# Data for the task
=== Begin Enclosure ===
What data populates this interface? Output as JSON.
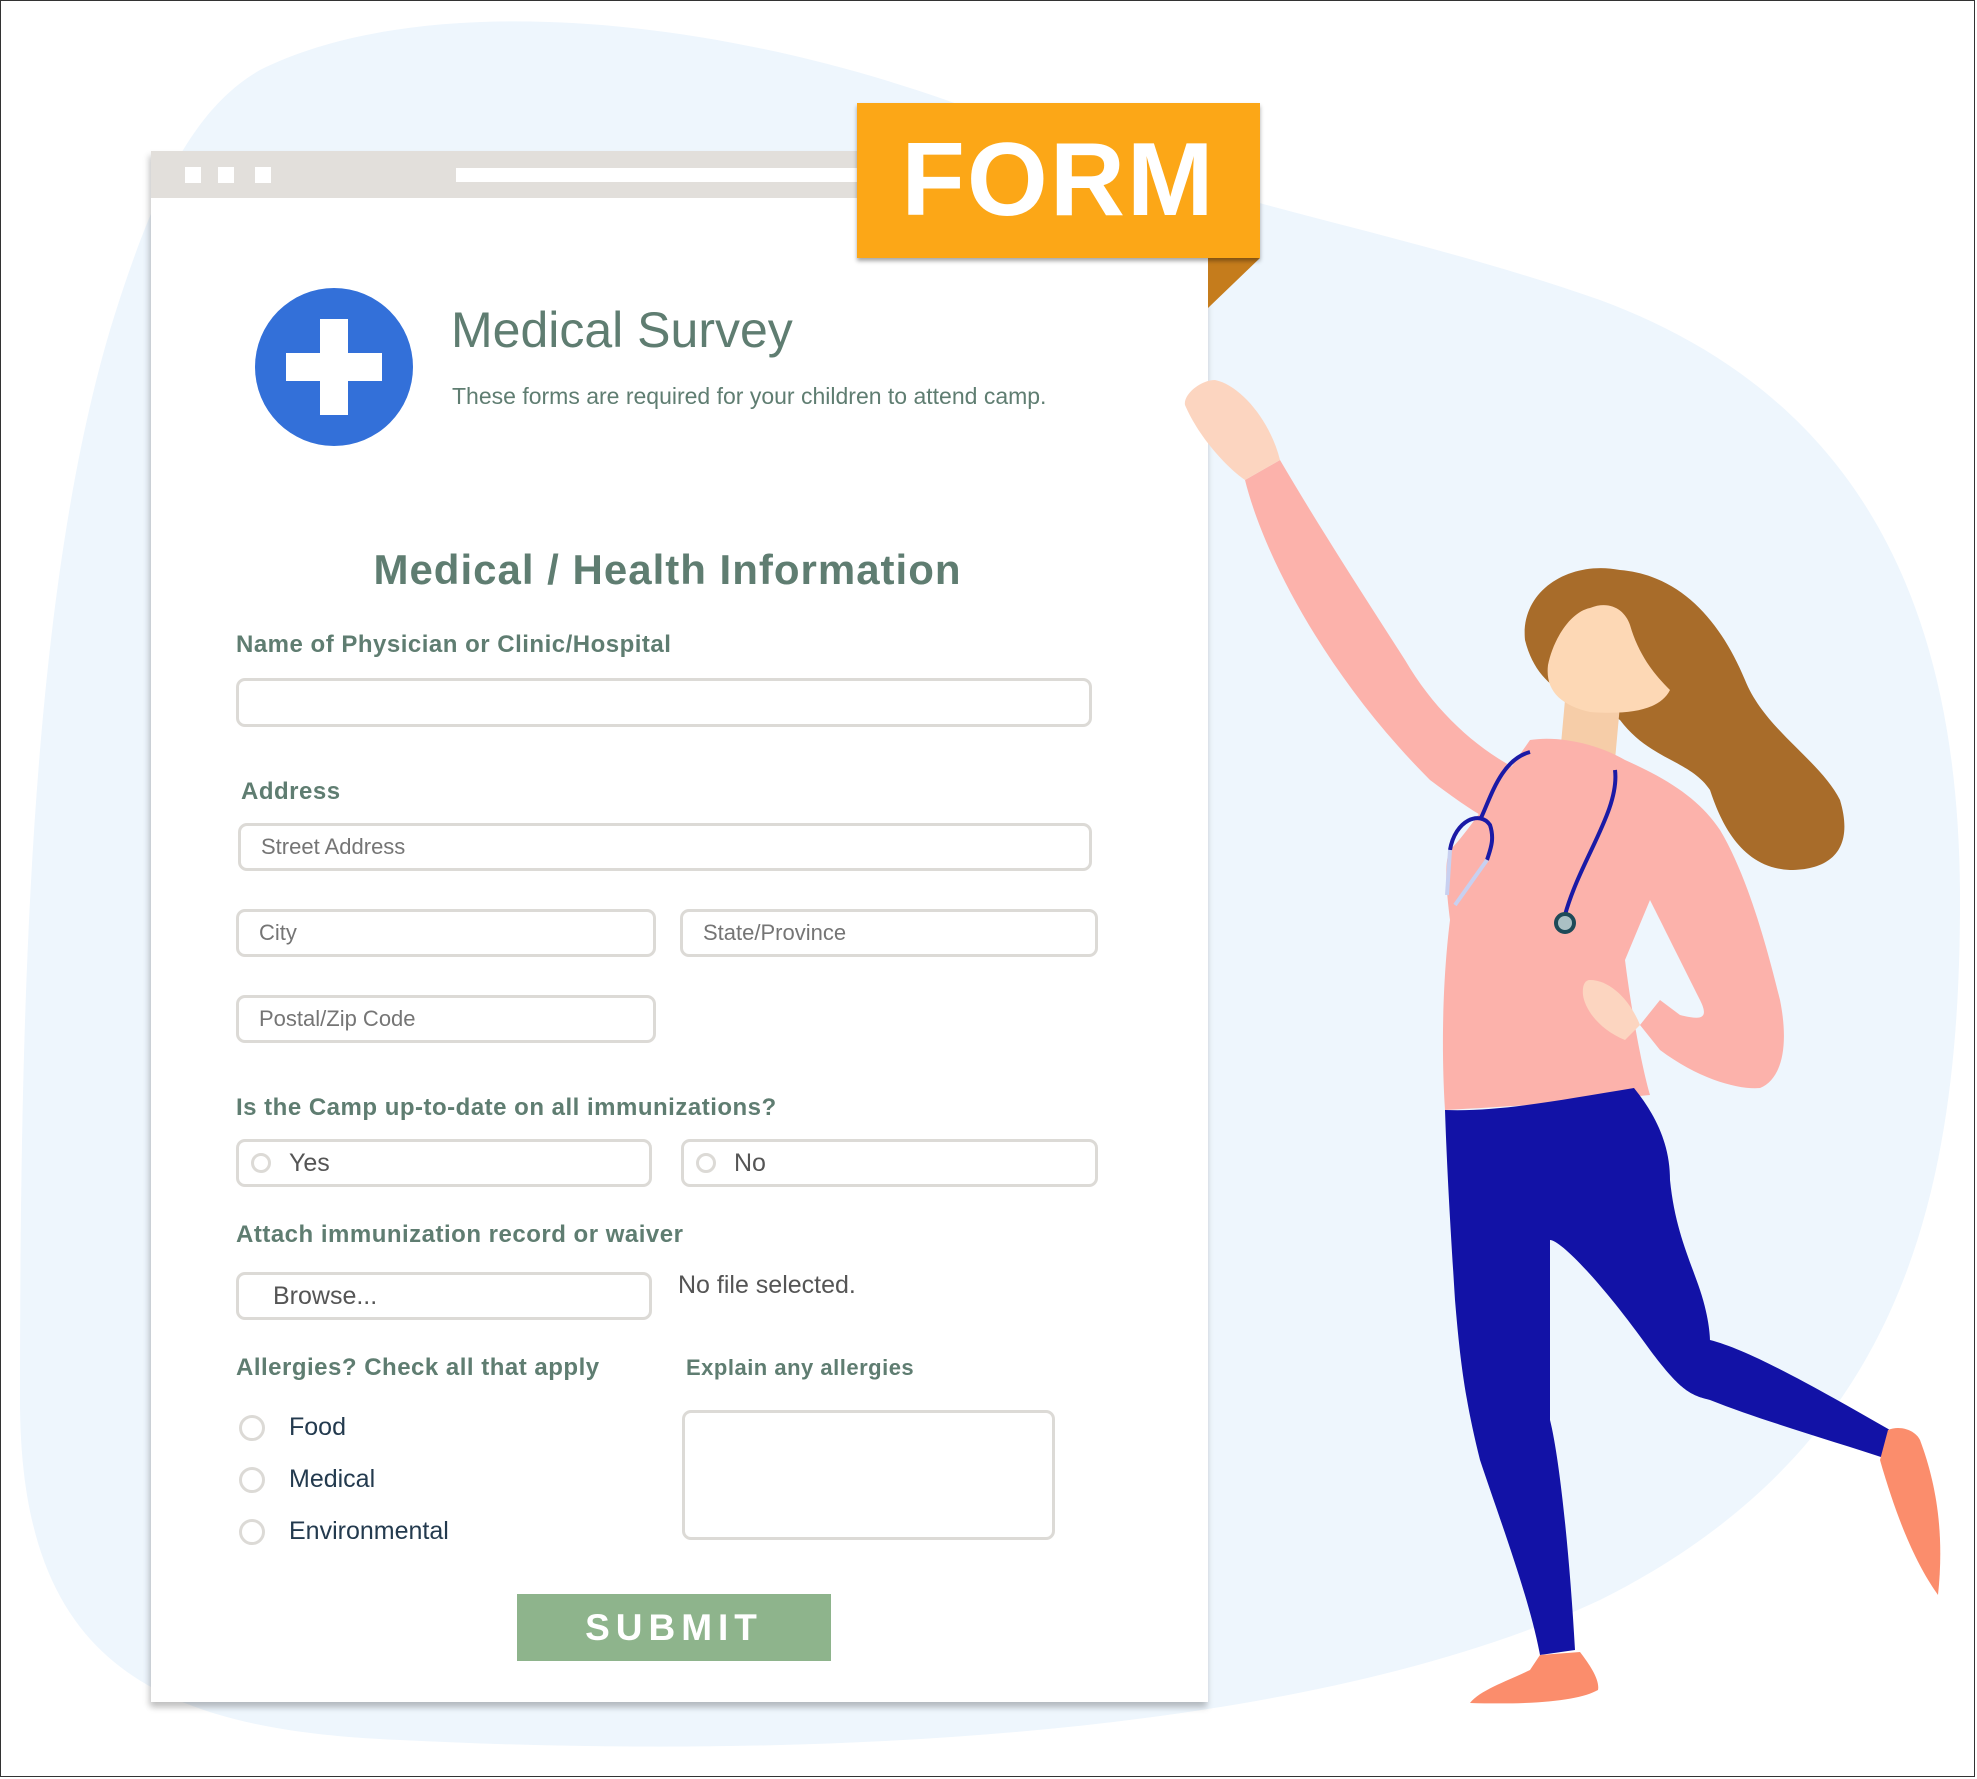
{
  "badge": {
    "label": "FORM"
  },
  "header": {
    "title": "Medical Survey",
    "subtitle": "These forms are required for your children to attend camp."
  },
  "section_title": "Medical / Health Information",
  "fields": {
    "physician": {
      "label": "Name of Physician or Clinic/Hospital",
      "value": "",
      "placeholder": ""
    },
    "address": {
      "label": "Address",
      "street_placeholder": "Street Address",
      "city_placeholder": "City",
      "state_placeholder": "State/Province",
      "zip_placeholder": "Postal/Zip Code"
    },
    "immunizations": {
      "label": "Is the Camp up-to-date on all immunizations?",
      "options": [
        "Yes",
        "No"
      ]
    },
    "attachment": {
      "label": "Attach immunization record or waiver",
      "browse_label": "Browse...",
      "status": "No file selected."
    },
    "allergies": {
      "label": "Allergies? Check all that apply",
      "options": [
        "Food",
        "Medical",
        "Environmental"
      ]
    },
    "explain": {
      "label": "Explain any allergies",
      "value": ""
    }
  },
  "submit_label": "SUBMIT",
  "colors": {
    "accent_green": "#8eb48c",
    "text_green": "#5f7d71",
    "badge_orange": "#fca717",
    "logo_blue": "#3370d9",
    "background_blob": "#eef6fd"
  }
}
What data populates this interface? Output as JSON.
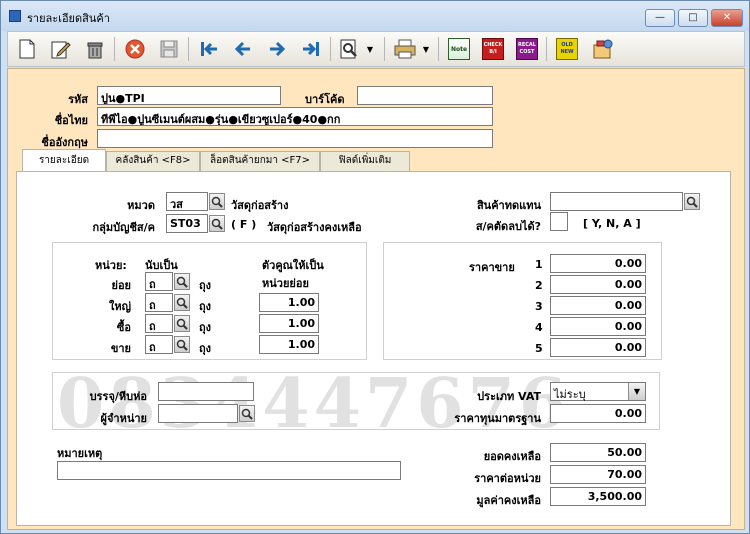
{
  "window": {
    "title": "รายละเอียดสินค้า",
    "min": "—",
    "max": "□",
    "close": "✕"
  },
  "toolbar": {
    "note": "Note",
    "check": "CHECK",
    "check2": "B/I",
    "recal": "RECAL",
    "cost": "COST",
    "old": "OLD",
    "new": "NEW"
  },
  "header": {
    "code_label": "รหัส",
    "code_value": "ปูน●TPI",
    "barcode_label": "บาร์โค้ด",
    "barcode_value": "",
    "thai_name_label": "ชื่อไทย",
    "thai_name_value": "ทีพีไอ●ปูนซีเมนต์ผสม●รุ่น●เขียวซูเปอร์●40●กก",
    "eng_name_label": "ชื่ออังกฤษ",
    "eng_name_value": ""
  },
  "tabs": [
    {
      "label": "รายละเอียด"
    },
    {
      "label": "คลังสินค้า <F8>"
    },
    {
      "label": "ล็อตสินค้ายกมา <F7>"
    },
    {
      "label": "ฟิลด์เพิ่มเติม"
    }
  ],
  "detail": {
    "category_label": "หมวด",
    "category_code": "วส",
    "category_name": "วัสดุก่อสร้าง",
    "account_label": "กลุ่มบัญชีส/ค",
    "account_code": "ST03",
    "account_flag": "( F )",
    "account_name": "วัสดุก่อสร้างคงเหลือ",
    "substitute_label": "สินค้าทดแทน",
    "substitute_value": "",
    "deletable_label": "ส/คตัดลบได้?",
    "deletable_value": "",
    "deletable_options": "[ Y, N, A ]"
  },
  "units": {
    "unit_header": "หน่วย:",
    "count_header": "นับเป็น",
    "multiplier_header": "ตัวคูณให้เป็น",
    "multiplier_sub": "หน่วยย่อย",
    "rows": [
      {
        "label": "ย่อย",
        "code": "ถ",
        "name": "ถุง",
        "multiplier": ""
      },
      {
        "label": "ใหญ่",
        "code": "ถ",
        "name": "ถุง",
        "multiplier": "1.00"
      },
      {
        "label": "ซื้อ",
        "code": "ถ",
        "name": "ถุง",
        "multiplier": "1.00"
      },
      {
        "label": "ขาย",
        "code": "ถ",
        "name": "ถุง",
        "multiplier": "1.00"
      }
    ]
  },
  "prices": {
    "label": "ราคาขาย",
    "rows": [
      {
        "n": "1",
        "value": "0.00"
      },
      {
        "n": "2",
        "value": "0.00"
      },
      {
        "n": "3",
        "value": "0.00"
      },
      {
        "n": "4",
        "value": "0.00"
      },
      {
        "n": "5",
        "value": "0.00"
      }
    ]
  },
  "watermark": "0834447676",
  "packing": {
    "pack_label": "บรรจุ/หีบห่อ",
    "pack_value": "",
    "vendor_label": "ผู้จำหน่าย",
    "vendor_value": ""
  },
  "vat": {
    "type_label": "ประเภท VAT",
    "type_value": "ไม่ระบุ",
    "std_cost_label": "ราคาทุนมาตรฐาน",
    "std_cost_value": "0.00"
  },
  "remark": {
    "label": "หมายเหตุ",
    "value": ""
  },
  "totals": {
    "balance_label": "ยอดคงเหลือ",
    "balance_value": "50.00",
    "unit_price_label": "ราคาต่อหน่วย",
    "unit_price_value": "70.00",
    "total_value_label": "มูลค่าคงเหลือ",
    "total_value_value": "3,500.00"
  }
}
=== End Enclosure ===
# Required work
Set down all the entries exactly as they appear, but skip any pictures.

# Expected output
What data populates this interface? Output as JSON.
{
  "badge": {
    "label": "FORM"
  },
  "header": {
    "title": "Medical Survey",
    "subtitle": "These forms are required for your children to attend camp."
  },
  "section_title": "Medical / Health Information",
  "fields": {
    "physician": {
      "label": "Name of Physician or Clinic/Hospital",
      "value": "",
      "placeholder": ""
    },
    "address": {
      "label": "Address",
      "street_placeholder": "Street Address",
      "city_placeholder": "City",
      "state_placeholder": "State/Province",
      "zip_placeholder": "Postal/Zip Code"
    },
    "immunizations": {
      "label": "Is the Camp up-to-date on all immunizations?",
      "options": [
        "Yes",
        "No"
      ]
    },
    "attachment": {
      "label": "Attach immunization record or waiver",
      "browse_label": "Browse...",
      "status": "No file selected."
    },
    "allergies": {
      "label": "Allergies? Check all that apply",
      "options": [
        "Food",
        "Medical",
        "Environmental"
      ]
    },
    "explain": {
      "label": "Explain any allergies",
      "value": ""
    }
  },
  "submit_label": "SUBMIT",
  "colors": {
    "accent_green": "#8eb48c",
    "text_green": "#5f7d71",
    "badge_orange": "#fca717",
    "logo_blue": "#3370d9",
    "background_blob": "#eef6fd"
  }
}
What data populates this interface? Output as JSON.
{
  "window": {
    "title": "รายละเอียดสินค้า",
    "min": "—",
    "max": "□",
    "close": "✕"
  },
  "toolbar": {
    "note": "Note",
    "check": "CHECK",
    "check2": "B/I",
    "recal": "RECAL",
    "cost": "COST",
    "old": "OLD",
    "new": "NEW"
  },
  "header": {
    "code_label": "รหัส",
    "code_value": "ปูน●TPI",
    "barcode_label": "บาร์โค้ด",
    "barcode_value": "",
    "thai_name_label": "ชื่อไทย",
    "thai_name_value": "ทีพีไอ●ปูนซีเมนต์ผสม●รุ่น●เขียวซูเปอร์●40●กก",
    "eng_name_label": "ชื่ออังกฤษ",
    "eng_name_value": ""
  },
  "tabs": [
    {
      "label": "รายละเอียด"
    },
    {
      "label": "คลังสินค้า <F8>"
    },
    {
      "label": "ล็อตสินค้ายกมา <F7>"
    },
    {
      "label": "ฟิลด์เพิ่มเติม"
    }
  ],
  "detail": {
    "category_label": "หมวด",
    "category_code": "วส",
    "category_name": "วัสดุก่อสร้าง",
    "account_label": "กลุ่มบัญชีส/ค",
    "account_code": "ST03",
    "account_flag": "( F )",
    "account_name": "วัสดุก่อสร้างคงเหลือ",
    "substitute_label": "สินค้าทดแทน",
    "substitute_value": "",
    "deletable_label": "ส/คตัดลบได้?",
    "deletable_value": "",
    "deletable_options": "[ Y, N, A ]"
  },
  "units": {
    "unit_header": "หน่วย:",
    "count_header": "นับเป็น",
    "multiplier_header": "ตัวคูณให้เป็น",
    "multiplier_sub": "หน่วยย่อย",
    "rows": [
      {
        "label": "ย่อย",
        "code": "ถ",
        "name": "ถุง",
        "multiplier": ""
      },
      {
        "label": "ใหญ่",
        "code": "ถ",
        "name": "ถุง",
        "multiplier": "1.00"
      },
      {
        "label": "ซื้อ",
        "code": "ถ",
        "name": "ถุง",
        "multiplier": "1.00"
      },
      {
        "label": "ขาย",
        "code": "ถ",
        "name": "ถุง",
        "multiplier": "1.00"
      }
    ]
  },
  "prices": {
    "label": "ราคาขาย",
    "rows": [
      {
        "n": "1",
        "value": "0.00"
      },
      {
        "n": "2",
        "value": "0.00"
      },
      {
        "n": "3",
        "value": "0.00"
      },
      {
        "n": "4",
        "value": "0.00"
      },
      {
        "n": "5",
        "value": "0.00"
      }
    ]
  },
  "watermark": "0834447676",
  "packing": {
    "pack_label": "บรรจุ/หีบห่อ",
    "pack_value": "",
    "vendor_label": "ผู้จำหน่าย",
    "vendor_value": ""
  },
  "vat": {
    "type_label": "ประเภท VAT",
    "type_value": "ไม่ระบุ",
    "std_cost_label": "ราคาทุนมาตรฐาน",
    "std_cost_value": "0.00"
  },
  "remark": {
    "label": "หมายเหตุ",
    "value": ""
  },
  "totals": {
    "balance_label": "ยอดคงเหลือ",
    "balance_value": "50.00",
    "unit_price_label": "ราคาต่อหน่วย",
    "unit_price_value": "70.00",
    "total_value_label": "มูลค่าคงเหลือ",
    "total_value_value": "3,500.00"
  }
}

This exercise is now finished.